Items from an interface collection
►
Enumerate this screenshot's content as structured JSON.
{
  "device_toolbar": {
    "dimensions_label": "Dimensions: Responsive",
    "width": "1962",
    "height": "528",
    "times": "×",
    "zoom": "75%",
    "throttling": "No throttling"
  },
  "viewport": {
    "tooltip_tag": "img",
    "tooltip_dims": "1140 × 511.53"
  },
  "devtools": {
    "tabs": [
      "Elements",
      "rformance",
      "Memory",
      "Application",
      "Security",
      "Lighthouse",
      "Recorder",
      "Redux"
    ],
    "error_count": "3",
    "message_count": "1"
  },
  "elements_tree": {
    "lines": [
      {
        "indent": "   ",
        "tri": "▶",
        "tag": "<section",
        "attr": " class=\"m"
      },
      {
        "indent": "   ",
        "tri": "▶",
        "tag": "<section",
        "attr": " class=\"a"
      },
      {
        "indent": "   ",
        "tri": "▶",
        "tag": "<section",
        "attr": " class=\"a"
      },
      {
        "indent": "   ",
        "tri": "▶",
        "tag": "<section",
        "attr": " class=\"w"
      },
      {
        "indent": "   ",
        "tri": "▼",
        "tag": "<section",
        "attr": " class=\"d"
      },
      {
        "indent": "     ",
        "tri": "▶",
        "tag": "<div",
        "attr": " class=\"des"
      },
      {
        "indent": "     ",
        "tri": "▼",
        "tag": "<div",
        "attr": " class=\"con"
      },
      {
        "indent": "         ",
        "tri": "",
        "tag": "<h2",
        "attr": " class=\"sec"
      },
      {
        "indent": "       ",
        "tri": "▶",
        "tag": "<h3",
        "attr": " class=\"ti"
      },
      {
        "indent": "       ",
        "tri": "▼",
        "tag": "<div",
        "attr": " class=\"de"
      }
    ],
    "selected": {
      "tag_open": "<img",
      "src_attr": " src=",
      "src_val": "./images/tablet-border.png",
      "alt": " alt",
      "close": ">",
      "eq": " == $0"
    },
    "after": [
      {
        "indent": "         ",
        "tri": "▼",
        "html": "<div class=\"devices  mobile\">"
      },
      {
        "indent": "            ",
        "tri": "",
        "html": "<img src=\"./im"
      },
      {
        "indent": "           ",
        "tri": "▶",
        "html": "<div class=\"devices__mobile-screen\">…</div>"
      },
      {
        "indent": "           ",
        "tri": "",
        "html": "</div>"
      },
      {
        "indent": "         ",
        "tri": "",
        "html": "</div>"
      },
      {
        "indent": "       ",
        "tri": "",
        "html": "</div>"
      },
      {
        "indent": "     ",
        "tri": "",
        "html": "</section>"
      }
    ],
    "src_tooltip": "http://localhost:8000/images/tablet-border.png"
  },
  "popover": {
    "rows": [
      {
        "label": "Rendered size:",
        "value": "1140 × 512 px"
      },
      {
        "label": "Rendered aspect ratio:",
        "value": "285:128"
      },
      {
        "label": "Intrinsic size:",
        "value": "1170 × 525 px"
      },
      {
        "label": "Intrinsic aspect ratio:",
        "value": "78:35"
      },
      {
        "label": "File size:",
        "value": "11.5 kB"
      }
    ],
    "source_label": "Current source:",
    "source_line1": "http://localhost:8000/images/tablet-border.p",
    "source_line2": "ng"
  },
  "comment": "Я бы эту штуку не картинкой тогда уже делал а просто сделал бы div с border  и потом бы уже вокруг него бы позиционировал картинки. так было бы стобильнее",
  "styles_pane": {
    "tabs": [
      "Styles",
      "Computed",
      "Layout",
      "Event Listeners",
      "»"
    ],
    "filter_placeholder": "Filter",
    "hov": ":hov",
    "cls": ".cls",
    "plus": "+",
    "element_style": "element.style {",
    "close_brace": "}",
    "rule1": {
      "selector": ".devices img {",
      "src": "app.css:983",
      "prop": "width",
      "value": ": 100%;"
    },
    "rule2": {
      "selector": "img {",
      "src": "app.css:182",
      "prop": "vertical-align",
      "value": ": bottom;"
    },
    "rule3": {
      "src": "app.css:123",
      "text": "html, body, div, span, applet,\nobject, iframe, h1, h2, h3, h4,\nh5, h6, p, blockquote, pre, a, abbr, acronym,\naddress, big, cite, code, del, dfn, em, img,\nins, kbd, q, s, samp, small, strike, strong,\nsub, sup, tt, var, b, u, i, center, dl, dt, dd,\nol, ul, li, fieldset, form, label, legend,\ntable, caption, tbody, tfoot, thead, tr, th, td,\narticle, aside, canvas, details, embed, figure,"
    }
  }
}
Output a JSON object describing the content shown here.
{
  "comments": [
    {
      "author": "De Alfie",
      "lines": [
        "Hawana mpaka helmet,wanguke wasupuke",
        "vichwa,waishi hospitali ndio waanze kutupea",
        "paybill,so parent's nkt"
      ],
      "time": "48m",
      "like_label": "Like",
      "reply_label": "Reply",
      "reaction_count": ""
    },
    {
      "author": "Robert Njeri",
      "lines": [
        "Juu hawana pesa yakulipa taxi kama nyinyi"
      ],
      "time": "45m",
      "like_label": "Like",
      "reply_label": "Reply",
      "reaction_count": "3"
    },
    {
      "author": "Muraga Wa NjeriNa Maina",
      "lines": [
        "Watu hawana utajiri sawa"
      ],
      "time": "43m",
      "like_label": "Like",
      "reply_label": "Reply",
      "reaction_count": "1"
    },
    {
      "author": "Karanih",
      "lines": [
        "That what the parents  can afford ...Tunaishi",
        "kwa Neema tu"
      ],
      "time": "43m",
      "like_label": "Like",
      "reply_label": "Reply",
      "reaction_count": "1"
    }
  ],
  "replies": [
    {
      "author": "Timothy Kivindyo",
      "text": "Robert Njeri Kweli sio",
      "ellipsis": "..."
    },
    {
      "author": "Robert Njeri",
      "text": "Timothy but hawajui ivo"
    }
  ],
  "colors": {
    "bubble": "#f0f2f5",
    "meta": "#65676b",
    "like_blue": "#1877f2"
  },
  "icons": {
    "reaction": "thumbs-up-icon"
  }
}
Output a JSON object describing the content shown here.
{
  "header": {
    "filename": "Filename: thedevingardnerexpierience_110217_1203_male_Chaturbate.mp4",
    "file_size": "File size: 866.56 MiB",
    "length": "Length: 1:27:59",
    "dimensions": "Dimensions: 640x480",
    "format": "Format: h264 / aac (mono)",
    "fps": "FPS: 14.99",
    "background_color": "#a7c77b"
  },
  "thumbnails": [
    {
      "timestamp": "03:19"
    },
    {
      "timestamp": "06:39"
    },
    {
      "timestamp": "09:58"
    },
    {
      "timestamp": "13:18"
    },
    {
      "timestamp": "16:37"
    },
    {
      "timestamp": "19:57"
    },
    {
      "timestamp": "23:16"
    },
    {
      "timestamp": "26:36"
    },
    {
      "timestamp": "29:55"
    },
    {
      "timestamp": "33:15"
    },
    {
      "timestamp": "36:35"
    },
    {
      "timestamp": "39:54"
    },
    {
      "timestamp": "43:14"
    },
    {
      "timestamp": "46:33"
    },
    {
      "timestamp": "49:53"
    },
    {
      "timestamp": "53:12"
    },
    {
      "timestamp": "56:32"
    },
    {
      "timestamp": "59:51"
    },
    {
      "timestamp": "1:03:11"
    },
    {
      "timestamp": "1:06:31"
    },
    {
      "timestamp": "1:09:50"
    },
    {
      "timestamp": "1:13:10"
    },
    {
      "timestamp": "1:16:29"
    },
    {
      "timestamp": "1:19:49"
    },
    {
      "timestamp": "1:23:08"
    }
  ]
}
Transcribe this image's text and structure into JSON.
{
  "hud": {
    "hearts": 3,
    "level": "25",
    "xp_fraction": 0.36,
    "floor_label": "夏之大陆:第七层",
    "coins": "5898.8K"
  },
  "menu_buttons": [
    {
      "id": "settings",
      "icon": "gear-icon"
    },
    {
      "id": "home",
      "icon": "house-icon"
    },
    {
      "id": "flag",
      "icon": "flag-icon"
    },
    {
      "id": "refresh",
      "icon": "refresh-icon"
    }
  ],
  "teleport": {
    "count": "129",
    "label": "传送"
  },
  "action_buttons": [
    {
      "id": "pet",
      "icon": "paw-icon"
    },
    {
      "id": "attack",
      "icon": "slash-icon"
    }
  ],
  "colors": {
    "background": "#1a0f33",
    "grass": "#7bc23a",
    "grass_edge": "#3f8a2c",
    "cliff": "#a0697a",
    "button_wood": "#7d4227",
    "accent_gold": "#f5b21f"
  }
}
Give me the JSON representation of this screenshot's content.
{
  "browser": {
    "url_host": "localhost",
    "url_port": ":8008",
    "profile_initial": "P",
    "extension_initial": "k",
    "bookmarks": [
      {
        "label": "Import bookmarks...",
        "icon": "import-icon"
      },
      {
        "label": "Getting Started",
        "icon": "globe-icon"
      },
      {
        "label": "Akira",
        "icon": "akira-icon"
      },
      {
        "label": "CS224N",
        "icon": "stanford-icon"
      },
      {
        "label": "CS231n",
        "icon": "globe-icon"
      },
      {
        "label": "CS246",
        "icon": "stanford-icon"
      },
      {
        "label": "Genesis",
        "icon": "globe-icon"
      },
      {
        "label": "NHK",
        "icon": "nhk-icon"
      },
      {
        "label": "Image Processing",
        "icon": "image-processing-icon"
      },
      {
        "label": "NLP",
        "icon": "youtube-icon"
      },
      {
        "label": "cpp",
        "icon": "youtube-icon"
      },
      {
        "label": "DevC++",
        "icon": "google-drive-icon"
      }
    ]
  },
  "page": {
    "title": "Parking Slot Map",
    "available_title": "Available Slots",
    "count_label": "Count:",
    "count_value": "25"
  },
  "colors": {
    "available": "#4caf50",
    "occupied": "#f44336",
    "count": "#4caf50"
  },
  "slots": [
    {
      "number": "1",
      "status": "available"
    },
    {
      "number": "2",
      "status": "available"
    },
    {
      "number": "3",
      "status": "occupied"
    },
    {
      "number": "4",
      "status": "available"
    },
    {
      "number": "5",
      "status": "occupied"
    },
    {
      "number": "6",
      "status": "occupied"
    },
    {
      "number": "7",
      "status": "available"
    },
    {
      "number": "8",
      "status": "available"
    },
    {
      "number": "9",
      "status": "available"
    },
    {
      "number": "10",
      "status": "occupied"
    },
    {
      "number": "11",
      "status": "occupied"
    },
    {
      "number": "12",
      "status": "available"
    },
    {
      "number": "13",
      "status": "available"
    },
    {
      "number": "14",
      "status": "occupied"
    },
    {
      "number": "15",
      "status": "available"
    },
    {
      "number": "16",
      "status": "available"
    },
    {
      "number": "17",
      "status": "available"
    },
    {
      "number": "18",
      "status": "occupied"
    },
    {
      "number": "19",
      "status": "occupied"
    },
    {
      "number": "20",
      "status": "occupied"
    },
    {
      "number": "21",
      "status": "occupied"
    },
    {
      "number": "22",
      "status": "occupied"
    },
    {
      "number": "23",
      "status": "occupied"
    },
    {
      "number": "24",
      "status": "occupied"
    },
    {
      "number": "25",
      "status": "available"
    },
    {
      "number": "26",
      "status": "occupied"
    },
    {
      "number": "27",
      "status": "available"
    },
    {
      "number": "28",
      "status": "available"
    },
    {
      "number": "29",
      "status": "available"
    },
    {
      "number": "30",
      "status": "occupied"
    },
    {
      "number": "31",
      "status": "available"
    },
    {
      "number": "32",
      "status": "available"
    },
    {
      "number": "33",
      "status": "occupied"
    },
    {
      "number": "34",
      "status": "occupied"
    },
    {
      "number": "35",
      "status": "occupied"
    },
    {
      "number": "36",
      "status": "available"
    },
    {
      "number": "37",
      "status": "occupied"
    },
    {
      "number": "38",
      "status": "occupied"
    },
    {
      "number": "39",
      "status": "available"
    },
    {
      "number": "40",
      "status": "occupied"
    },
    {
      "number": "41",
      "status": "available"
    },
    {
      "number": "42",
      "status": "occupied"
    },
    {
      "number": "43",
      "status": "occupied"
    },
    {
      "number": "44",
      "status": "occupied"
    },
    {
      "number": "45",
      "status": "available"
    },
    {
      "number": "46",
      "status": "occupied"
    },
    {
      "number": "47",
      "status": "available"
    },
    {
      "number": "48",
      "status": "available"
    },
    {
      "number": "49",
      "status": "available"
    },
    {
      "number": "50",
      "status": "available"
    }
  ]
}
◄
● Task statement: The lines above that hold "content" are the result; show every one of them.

● Solution for this problem:
Enumerate this screenshot's content as structured JSON.
Output a JSON object describing the content shown here.
Output a JSON object describing the content shown here.
Give me the JSON representation of this screenshot's content.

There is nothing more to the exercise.